The supply line, or at-breast supplementer is another tool used to help a non-birthing mother breastfeed. It serves as an external milk duct carrying supplemental milk or formula to the baby as the mother breastfeeds.
Rachel (L) breastfeeds via a supply line and adoptive mother Hope feeds her baby (R). Image supplied.
"A supply line can be homemade or a commercial device. It basically consists of a bag or bottle filled with milk or formula that hangs around mother's neck or rests nearby with a tiny feeding tube leading to the mother's nipple. As the baby suckles at the breast, she draws milk or formula through the feeding tube while also drinking any milk the mother is producing from her breasts," she said.
"It is a wonderful tool not only because it allows mothers to exclusively feed at the breast, but the extra suckling at the breast actually helps to stimulate more milk production by the mother."
Amazingly the mother of three has only been a lactation consultant for six years, but she now helps people all over the world.
Despite the challenges of breastfeeding-without-birthing, the author says most women find it "immensely rewarding on many levels".
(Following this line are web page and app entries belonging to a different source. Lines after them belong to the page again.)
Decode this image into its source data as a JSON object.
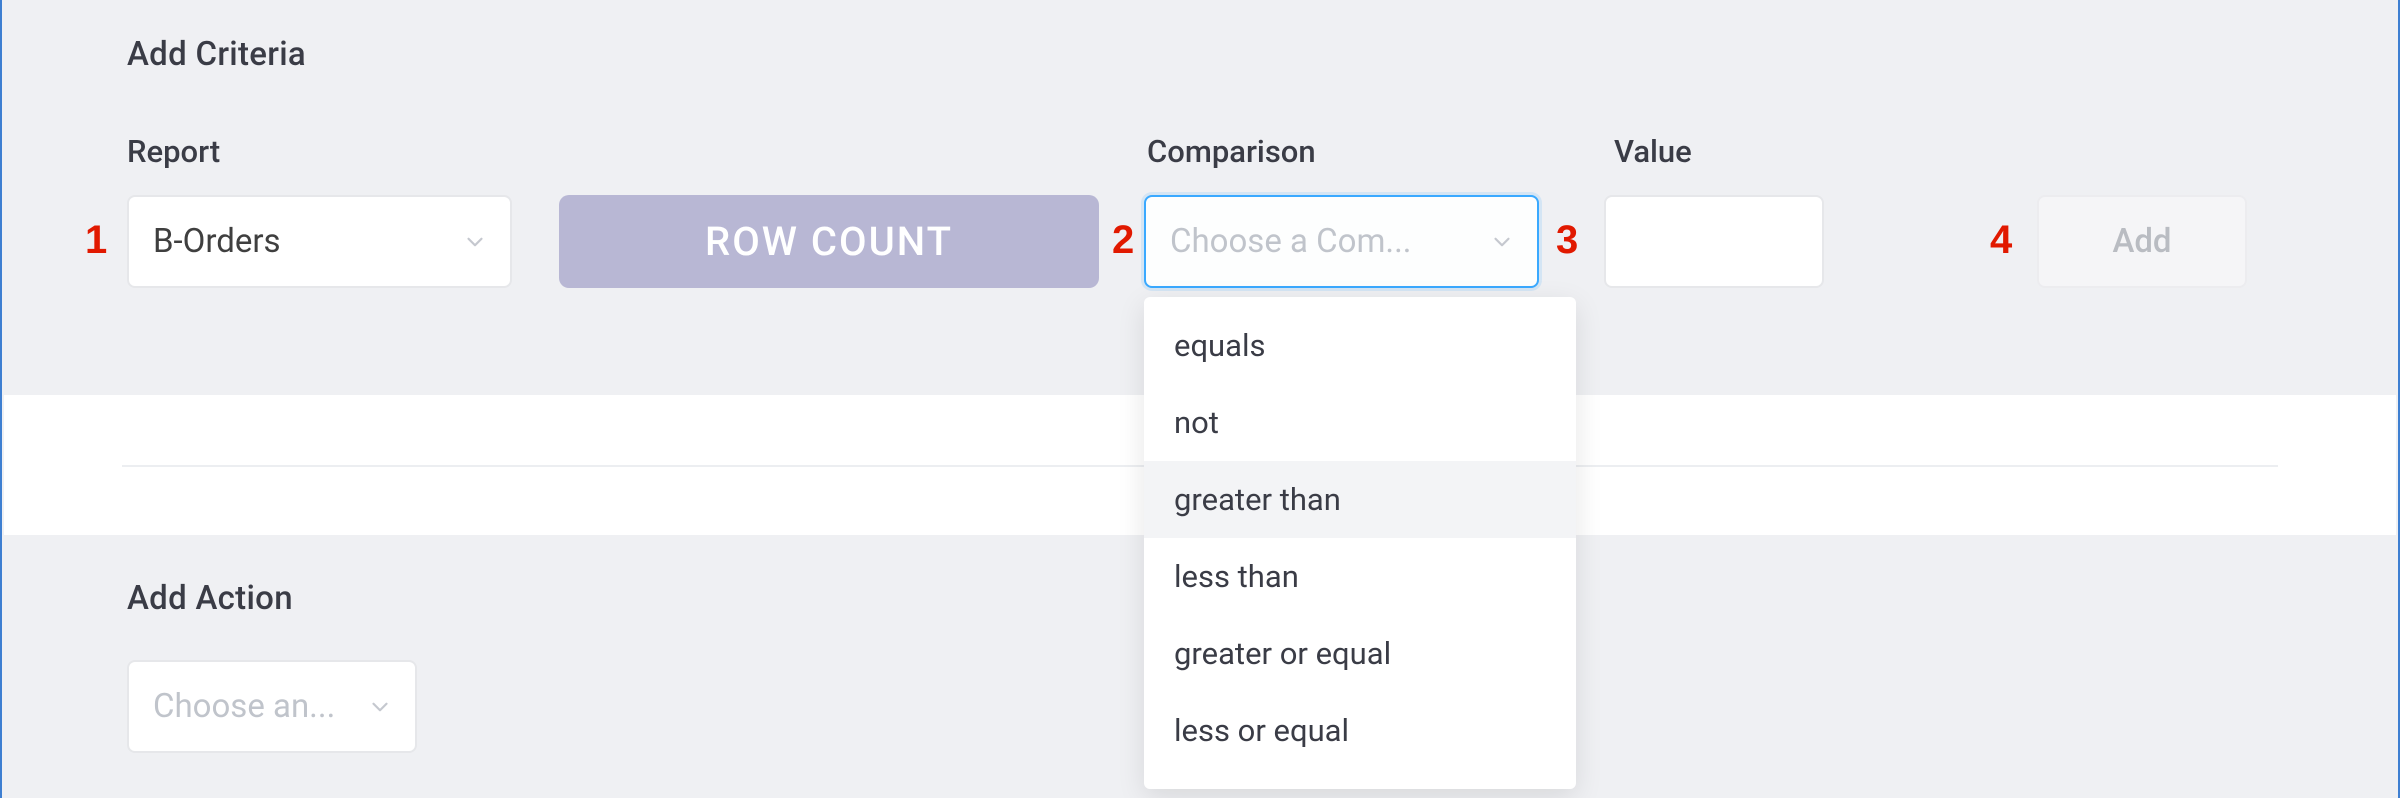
{
  "criteria": {
    "title": "Add Criteria",
    "report_label": "Report",
    "report_value": "B-Orders",
    "rowcount_label": "ROW COUNT",
    "comparison_label": "Comparison",
    "comparison_placeholder": "Choose a Com...",
    "value_label": "Value",
    "value_text": "",
    "add_button_label": "Add"
  },
  "comparison_options": [
    {
      "label": "equals",
      "hovered": false
    },
    {
      "label": "not",
      "hovered": false
    },
    {
      "label": "greater than",
      "hovered": true
    },
    {
      "label": "less than",
      "hovered": false
    },
    {
      "label": "greater or equal",
      "hovered": false
    },
    {
      "label": "less or equal",
      "hovered": false
    }
  ],
  "action": {
    "title": "Add Action",
    "select_placeholder": "Choose an..."
  },
  "callouts": {
    "c1": "1",
    "c2": "2",
    "c3": "3",
    "c4": "4"
  }
}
In her book she writes: "I believe that every mother and baby deserve the chance to breastfeed. Even if that baby did not grow in that mother’s uterus. Even if that baby is not a newborn. Even if that mother is not fertile. We are incredible, adaptive beings. Breastfeeding without birthing is one amazing example."
Rebecca Judd talks about breastfeeding backstage.